Pregnant women who take an antifungal medication used to treat vaginal yeast infections are at a higher risk of having a miscarriage compared to women not taking the drug.
Although the increased risk was only slightly higher, a new study is the second one to show a link between oral fluconazole and miscarriage. In a 2016 study, women who used the oral version of fluconazole had a slightly higher risk of miscarriage than those who used the topical version.
Researchers looked at the medical records of 320,000 pregnant women in Quebec. Women who took oral fluconazole had a miscarriage rate of 12% compared to 6% for women who never took the drug, according to findings published in the Canadian Medical Association Journal. Women who took fluconazole had an increased miscarriage risk whether they took the low-dose or high-dose pill.
In a commentary to the study, Drs. Vanessa Paquette and Chelsea Elwood, both of the British Columbia Women’s Hospital and Health Centre, wrote: “The study re-emphasises safe prescribing practices in pregnancy, which include confirming the correct diagnosis and then choosing the safest medication with the largest body of data in pregnancy at the lowest appropriate doses.”
Jonathan Block is MedShadow’s content editor.

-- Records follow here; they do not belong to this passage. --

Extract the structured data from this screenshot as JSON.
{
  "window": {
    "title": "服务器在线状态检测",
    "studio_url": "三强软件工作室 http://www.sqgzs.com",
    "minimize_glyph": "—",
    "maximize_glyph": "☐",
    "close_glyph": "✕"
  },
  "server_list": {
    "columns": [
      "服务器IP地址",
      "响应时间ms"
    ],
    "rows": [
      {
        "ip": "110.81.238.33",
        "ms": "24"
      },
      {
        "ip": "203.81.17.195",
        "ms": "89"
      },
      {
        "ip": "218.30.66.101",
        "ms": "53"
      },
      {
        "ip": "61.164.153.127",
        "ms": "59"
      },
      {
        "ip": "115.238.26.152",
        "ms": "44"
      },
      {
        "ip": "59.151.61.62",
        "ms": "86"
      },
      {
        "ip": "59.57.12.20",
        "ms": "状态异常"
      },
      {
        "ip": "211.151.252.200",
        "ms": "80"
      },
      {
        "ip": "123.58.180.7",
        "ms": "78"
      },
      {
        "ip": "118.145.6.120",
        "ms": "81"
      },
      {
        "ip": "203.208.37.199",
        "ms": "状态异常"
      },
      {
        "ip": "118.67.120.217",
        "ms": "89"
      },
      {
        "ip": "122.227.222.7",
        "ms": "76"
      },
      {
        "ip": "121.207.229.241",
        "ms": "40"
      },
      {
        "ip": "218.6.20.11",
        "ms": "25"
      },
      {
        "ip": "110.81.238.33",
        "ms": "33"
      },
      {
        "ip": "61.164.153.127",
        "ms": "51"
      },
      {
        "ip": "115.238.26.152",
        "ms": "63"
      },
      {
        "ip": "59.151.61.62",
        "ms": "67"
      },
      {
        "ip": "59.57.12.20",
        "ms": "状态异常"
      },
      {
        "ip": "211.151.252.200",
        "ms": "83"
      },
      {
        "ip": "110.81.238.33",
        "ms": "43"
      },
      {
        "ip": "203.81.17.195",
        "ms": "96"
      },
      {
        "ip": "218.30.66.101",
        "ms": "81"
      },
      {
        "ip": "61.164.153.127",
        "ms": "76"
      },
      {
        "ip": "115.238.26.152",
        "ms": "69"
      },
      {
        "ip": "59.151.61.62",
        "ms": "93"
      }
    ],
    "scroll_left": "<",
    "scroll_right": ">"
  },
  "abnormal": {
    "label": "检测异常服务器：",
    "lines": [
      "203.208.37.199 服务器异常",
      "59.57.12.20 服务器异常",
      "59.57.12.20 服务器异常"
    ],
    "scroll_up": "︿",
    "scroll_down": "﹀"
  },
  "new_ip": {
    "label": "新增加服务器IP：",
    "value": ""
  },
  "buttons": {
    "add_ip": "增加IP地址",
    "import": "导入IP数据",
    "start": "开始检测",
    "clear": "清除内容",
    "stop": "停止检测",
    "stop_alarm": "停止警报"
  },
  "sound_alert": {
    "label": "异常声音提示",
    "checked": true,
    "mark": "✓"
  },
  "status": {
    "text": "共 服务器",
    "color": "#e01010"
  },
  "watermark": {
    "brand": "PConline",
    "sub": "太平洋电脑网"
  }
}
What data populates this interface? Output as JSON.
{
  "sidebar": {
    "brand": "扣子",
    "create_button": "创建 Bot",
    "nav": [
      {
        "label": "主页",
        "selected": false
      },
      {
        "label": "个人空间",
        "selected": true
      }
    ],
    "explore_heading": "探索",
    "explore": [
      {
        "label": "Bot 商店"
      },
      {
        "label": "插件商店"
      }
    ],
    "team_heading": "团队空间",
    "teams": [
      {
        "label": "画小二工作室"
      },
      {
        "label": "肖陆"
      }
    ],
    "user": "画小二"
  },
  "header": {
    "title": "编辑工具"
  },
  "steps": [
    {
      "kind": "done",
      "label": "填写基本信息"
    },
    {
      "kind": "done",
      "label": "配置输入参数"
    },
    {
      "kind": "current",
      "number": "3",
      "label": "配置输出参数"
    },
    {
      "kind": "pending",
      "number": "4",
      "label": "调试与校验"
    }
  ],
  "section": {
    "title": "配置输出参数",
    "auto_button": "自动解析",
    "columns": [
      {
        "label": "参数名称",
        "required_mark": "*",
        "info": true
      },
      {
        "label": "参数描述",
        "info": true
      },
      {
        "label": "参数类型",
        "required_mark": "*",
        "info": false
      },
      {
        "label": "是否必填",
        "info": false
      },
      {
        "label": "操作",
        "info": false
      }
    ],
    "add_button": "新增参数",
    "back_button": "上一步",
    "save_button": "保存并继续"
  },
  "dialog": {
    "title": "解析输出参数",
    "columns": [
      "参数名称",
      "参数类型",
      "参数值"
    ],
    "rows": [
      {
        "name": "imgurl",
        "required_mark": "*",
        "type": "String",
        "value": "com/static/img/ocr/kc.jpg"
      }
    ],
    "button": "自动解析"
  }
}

He has previously worked for Psychiatry Advisor, Modern Healthcare, Health Reform Week and The Pink Sheet.